Data extracted from a collection
· · · · · · ·

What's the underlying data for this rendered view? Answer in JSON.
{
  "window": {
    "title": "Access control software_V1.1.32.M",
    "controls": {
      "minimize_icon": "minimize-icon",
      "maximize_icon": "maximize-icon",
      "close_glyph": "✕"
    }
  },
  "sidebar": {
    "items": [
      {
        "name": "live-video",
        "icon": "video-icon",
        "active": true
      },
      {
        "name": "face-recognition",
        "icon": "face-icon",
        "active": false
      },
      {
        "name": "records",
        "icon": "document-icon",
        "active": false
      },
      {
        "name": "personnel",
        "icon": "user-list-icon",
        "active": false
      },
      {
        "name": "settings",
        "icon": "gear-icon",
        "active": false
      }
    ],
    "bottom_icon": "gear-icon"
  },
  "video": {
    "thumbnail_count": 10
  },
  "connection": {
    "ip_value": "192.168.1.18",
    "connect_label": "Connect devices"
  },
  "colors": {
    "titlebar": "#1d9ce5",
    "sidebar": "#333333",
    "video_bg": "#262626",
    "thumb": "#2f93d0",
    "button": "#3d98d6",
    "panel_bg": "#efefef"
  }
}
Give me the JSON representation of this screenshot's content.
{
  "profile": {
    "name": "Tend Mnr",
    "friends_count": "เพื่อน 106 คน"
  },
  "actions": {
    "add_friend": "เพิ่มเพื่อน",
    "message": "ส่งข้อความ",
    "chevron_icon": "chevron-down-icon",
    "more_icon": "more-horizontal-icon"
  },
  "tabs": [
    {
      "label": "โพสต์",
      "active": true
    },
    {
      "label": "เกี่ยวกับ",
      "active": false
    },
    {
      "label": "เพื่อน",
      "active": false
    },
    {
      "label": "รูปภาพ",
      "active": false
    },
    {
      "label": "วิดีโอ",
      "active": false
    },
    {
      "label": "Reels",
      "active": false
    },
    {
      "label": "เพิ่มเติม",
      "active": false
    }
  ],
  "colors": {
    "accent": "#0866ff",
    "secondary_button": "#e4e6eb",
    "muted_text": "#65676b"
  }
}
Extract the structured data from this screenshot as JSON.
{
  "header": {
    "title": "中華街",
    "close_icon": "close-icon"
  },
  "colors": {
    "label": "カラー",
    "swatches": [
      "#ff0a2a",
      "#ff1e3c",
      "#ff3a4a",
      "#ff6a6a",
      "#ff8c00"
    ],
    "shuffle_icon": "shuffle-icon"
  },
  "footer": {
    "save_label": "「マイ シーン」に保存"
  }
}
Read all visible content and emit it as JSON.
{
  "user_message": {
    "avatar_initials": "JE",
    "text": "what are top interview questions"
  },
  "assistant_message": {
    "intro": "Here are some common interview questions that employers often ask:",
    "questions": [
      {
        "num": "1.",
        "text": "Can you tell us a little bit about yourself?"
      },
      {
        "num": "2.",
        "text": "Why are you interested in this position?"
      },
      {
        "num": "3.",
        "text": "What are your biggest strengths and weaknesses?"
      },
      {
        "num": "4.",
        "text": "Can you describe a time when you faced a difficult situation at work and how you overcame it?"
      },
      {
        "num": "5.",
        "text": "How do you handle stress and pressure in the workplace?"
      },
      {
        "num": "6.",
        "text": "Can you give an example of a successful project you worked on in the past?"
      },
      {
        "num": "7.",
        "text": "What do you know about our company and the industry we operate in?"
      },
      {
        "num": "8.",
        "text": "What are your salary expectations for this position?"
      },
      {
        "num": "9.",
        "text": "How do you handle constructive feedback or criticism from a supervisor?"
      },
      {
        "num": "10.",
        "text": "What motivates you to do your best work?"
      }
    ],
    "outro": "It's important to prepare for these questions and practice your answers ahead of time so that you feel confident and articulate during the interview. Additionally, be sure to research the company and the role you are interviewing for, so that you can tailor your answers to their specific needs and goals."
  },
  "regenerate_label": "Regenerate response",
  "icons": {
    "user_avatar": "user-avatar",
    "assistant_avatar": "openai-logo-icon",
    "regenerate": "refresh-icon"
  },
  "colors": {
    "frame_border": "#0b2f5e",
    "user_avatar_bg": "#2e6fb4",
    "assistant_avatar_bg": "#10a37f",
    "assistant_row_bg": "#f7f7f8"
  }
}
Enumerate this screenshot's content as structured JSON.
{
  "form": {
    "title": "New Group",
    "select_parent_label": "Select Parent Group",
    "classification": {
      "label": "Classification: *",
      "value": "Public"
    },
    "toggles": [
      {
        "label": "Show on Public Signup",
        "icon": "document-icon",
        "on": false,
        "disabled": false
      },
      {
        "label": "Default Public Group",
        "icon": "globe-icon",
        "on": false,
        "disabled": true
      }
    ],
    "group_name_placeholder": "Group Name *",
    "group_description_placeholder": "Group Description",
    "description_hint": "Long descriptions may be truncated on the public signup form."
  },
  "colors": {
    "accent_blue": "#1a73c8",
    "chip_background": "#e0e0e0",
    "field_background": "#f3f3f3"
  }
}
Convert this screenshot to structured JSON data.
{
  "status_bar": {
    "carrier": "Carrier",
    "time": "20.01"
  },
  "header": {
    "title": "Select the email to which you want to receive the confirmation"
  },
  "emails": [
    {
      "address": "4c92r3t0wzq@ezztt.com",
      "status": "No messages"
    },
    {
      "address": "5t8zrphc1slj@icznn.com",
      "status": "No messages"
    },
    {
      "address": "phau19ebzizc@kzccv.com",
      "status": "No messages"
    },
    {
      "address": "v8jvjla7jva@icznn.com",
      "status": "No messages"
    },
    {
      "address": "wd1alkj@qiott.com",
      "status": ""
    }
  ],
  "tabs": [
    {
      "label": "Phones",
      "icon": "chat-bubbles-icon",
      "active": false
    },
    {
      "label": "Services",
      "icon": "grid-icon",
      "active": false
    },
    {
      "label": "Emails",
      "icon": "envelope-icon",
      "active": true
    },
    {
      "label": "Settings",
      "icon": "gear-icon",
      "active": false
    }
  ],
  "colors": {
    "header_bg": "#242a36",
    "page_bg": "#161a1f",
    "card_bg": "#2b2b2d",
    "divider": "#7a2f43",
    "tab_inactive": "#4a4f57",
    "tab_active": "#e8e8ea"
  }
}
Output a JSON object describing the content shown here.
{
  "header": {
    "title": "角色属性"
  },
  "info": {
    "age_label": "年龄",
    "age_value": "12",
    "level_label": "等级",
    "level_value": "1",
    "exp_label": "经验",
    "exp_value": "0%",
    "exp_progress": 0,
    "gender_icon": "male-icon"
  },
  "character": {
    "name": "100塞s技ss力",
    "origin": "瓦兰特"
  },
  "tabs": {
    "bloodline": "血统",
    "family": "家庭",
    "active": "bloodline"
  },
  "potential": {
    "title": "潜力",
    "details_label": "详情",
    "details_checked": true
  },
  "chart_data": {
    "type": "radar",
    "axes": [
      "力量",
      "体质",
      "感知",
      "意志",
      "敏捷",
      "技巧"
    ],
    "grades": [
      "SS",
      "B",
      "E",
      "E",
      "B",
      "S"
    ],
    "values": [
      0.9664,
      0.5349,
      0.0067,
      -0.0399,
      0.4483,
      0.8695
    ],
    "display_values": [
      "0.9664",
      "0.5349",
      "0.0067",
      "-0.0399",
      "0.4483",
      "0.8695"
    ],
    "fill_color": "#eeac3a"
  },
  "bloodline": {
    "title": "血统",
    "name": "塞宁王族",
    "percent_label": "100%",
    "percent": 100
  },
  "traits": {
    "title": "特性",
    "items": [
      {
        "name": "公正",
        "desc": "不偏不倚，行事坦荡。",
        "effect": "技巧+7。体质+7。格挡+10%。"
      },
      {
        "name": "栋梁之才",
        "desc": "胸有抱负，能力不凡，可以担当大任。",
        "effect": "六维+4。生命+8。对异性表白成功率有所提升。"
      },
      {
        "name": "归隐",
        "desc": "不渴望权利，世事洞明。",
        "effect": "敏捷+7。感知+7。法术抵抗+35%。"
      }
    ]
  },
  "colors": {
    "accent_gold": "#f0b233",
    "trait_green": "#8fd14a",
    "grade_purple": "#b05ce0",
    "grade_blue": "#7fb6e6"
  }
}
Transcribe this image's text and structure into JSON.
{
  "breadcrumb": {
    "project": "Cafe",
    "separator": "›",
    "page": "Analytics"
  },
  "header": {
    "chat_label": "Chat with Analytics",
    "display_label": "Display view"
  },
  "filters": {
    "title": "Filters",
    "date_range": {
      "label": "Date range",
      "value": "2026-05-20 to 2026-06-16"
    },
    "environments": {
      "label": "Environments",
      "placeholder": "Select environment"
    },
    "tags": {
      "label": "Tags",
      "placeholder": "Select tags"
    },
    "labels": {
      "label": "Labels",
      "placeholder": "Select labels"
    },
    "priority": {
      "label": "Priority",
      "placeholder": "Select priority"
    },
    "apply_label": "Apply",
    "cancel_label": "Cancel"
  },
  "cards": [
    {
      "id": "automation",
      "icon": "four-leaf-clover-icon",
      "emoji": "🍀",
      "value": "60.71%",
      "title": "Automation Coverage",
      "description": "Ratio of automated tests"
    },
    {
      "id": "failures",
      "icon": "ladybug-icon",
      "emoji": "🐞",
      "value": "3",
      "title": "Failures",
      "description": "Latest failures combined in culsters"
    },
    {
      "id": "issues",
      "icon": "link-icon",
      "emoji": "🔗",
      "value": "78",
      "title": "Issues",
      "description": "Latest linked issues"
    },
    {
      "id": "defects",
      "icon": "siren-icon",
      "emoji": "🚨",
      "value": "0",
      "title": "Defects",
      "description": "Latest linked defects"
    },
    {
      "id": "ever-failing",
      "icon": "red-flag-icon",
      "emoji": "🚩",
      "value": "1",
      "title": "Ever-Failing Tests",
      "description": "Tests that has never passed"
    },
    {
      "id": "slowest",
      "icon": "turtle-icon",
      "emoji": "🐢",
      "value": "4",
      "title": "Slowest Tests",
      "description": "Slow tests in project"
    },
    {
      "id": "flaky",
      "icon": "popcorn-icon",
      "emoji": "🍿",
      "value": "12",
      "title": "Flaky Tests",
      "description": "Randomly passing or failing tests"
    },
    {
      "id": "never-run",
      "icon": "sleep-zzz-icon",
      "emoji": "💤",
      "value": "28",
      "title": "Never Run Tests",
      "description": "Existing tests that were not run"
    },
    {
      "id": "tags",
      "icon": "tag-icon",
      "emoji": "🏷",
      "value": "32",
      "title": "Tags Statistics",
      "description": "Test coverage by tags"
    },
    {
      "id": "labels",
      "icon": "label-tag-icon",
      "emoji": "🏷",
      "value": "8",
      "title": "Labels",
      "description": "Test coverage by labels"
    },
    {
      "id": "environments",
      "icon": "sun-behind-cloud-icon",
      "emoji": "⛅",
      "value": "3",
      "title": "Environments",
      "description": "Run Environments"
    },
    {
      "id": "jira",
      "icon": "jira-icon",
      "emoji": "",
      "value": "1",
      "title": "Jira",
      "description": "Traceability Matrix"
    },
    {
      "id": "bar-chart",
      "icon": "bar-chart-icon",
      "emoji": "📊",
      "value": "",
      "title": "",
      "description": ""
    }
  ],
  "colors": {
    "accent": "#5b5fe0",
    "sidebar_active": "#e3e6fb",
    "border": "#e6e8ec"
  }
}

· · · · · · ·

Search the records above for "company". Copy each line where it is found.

• _Response below_
        "text": "What do you know about our company and the industry we operate in?"
    "outro": "It's important to prepare for these questions and practice your answers ahead of time so that you feel confident and articulate during the interview. Additionally, be sure to research the company and the role you are interviewing for, so that you can tailor your answers to their specific needs and goals."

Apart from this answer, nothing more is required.